EDITED – See end of text for latest figures!
Since getting my old Audi A4 (1996 Saloon) I have covered over 6000 miles in under 3 months.
I drive over 100 miles a day – and that works out as an average of 76.1 miles a day including my none driving days!
That also works out at £8.04 a day on average…. and 659.8 miles per fill up.
So… I have the perfect chance to try several ways to save fuel.
I didn’t want to do anything over the top. I wanted to make slight changes to see what would happen. The type of changes you could do quite easily without altering your driving style so much.
Firstly I did a few journeys at my normal style. I’m no racer – I keep up with the traffic and drive as the traffic around me drives – so pretty average.
The table below shows a few statistics on my trips. I purchased the car with 113816 miles on the clock – so that is why the first line shows 0mpg – I hadn’t got anything to judge it against.
By the 27/08/09 I had covered 638 miles filling up with 57.63 litres – I had covered those 638 miles at 50.33mpg – a good starting point, as when I chose the car I was looking for 50mpg or more at the very least.
The next entry and I only got 47.03mpg! I knew why though. I was a bit heavier on the throttle and harder on the brakes. I even went around a track which gave the impact of driving the car like a “boy racer” – although that was only for 3 miles…. ONLY 3 miles like an idiot racer and it hammered my economy.
The following fill up gave me 55.66mph – and that was by far gentler driving… but nothing major!
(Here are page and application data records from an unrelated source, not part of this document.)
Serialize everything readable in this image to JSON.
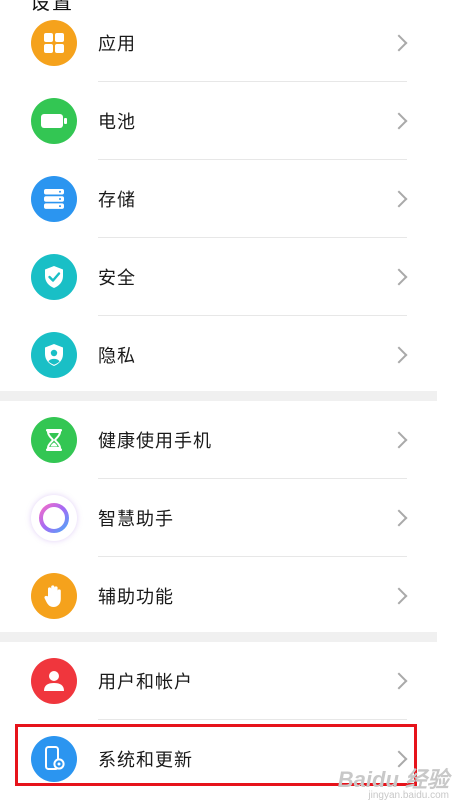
{
  "header": {
    "title": "设置"
  },
  "groups": [
    {
      "items": [
        {
          "label": "应用",
          "icon": "apps-icon",
          "color": "#f5a21c"
        },
        {
          "label": "电池",
          "icon": "battery-icon",
          "color": "#33c653"
        },
        {
          "label": "存储",
          "icon": "storage-icon",
          "color": "#2b95f0"
        },
        {
          "label": "安全",
          "icon": "shield-check-icon",
          "color": "#19bfc6"
        },
        {
          "label": "隐私",
          "icon": "privacy-shield-icon",
          "color": "#19bfc6"
        }
      ]
    },
    {
      "items": [
        {
          "label": "健康使用手机",
          "icon": "hourglass-icon",
          "color": "#33c653"
        },
        {
          "label": "智慧助手",
          "icon": "assistant-ring-icon",
          "color": "#ffffff"
        },
        {
          "label": "辅助功能",
          "icon": "hand-icon",
          "color": "#f5a21c"
        }
      ]
    },
    {
      "items": [
        {
          "label": "用户和帐户",
          "icon": "user-icon",
          "color": "#f0363d"
        },
        {
          "label": "系统和更新",
          "icon": "system-update-icon",
          "color": "#2b95f0"
        }
      ]
    }
  ],
  "annotation": {
    "highlight_color": "#e6131b"
  },
  "watermark": {
    "main": "Baidu 经验",
    "sub": "jingyan.baidu.com"
  }
}
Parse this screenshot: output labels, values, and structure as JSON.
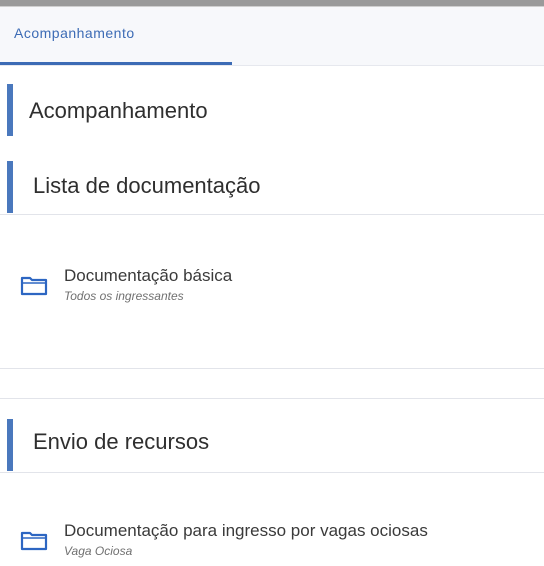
{
  "tabs": [
    {
      "label": "Acompanhamento",
      "active": true
    }
  ],
  "colors": {
    "accent": "#3c6bb5",
    "section_bar": "#4a78bd",
    "folder_icon": "#2d66c2"
  },
  "sections": [
    {
      "title": "Acompanhamento"
    },
    {
      "title": "Lista de documentação"
    },
    {
      "title": "Envio de recursos"
    }
  ],
  "documents": [
    {
      "title": "Documentação básica",
      "subtitle": "Todos os ingressantes",
      "icon": "folder-icon"
    },
    {
      "title": "Documentação para ingresso por vagas ociosas",
      "subtitle": "Vaga Ociosa",
      "icon": "folder-icon"
    }
  ]
}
I still drove at the same speeds on the roads as I had done on the previous tests, but this time I didn’t floor the throttle to get to those speeds, and I didn’t use harsh braking to slow down.
I simply put enough throttle down to get the car moving, then as it gathered speed I’d change up a gear – but a little earlier than usual. The time it took to get up to my usual top speeds was a little slower, but it was there that most of the fuel savings took place.
When it came to driving I simply left a bigger gap between me and the car ahead. If I saw the cars ahead start to slow I would come off of the throttle straight away instead of catching up and having to brake.
This way I wasn’t wasting fuel by braking and accelerating all the time – I was just using the throttle to keep me gently at my cruising speed – which was the same cruising speed I had used from the beginning of the test.
As you can see – between harsh driving and gentle driving I had a change in mpg of 8.63 mpg… or 299 miles per tank – at the time that was £6.84 per tank saved. For me that is over £350 a year… which covers MoT & Tax.
The thing is, the journey to and from work is not taking any longer. Just driving calmly, pre-empting what other cars were doing, having a feather weight foot rather than a lead one… it all added up.
I use the iPhone App – Road Trip to measure all of this. Since using it I have taken a greater interest in my economy – I even have all my expenses set up on it so I can see the true daily cost of my car once insurance, fuel, tax, MoT, services etc are taken into account. Currently it costs £12.21 a day – which is less than half the price of a return train ticket for my work!
Annoyingly the M3 then had months of road works – and the reduced speed took the car out of an economic cruise, so I lost the high mileage economy for a while. Still, I managed to keep the average up over 50mpg.
I am now trying to hone my driving style to reduce the fuel cost even more. I mentioned that I would simply come off of the throttle if I was catching up with traffic. If I caught up too fast (nothing dangerous) then I was using the brake. This isn’t the best way to save fuel…. You see modern cars that are aiming at giving better economy are now using engine braking to help save fuel. One way you can do this with older cars is to come off of the throttle, put the clutch in so the revs drop off, then slowly let the clutch out again. The speed of the car will then try to spin the engine revs back up again, and as this happens the energy used to spin the engine up is lost in speed. I am finding I can slow down quite smoothly this way – and in fact don’t need to use the brake unless I am coming to a dead stop, or if there is an event that requires faster stopping.
I also don’t sit on the clutch at traffic lights or on hills. I go into neutral and put the hand brake on. It doesn’t seem like much, but it all adds up. Correctly servicing the car, keeping the tyres to the correct pressure (an important safety check in its own right) – it’s all important in the fight to save fuel bills – and none of it is difficult to achieve.
It’s all about being calm – and it is true to a point, driving faster doesn’t get you there any quicker – but driving there with a bit more thought will save a lot of money.
Even though I spent some time stuck in traffic due to a huge problem on the M27, the results from clutch braking are showing through. I have just returned my best MPG to date at 56.18mpg – giving my daily running cost (including all bills etc) of just over 15 pence!). If I carried on driving hard, that would go up to £1.15!!! That’s a heck of a difference.
One person pointed out that this may wear the clutch out more… BUT… I am using less brakes and less fuel – which more than makes up for any additional clutch wear. Also. the clutch is gently slipping within a small speed & rev range, so the wear is much less than you would get when changing gear. So clutch wear is a mute point here.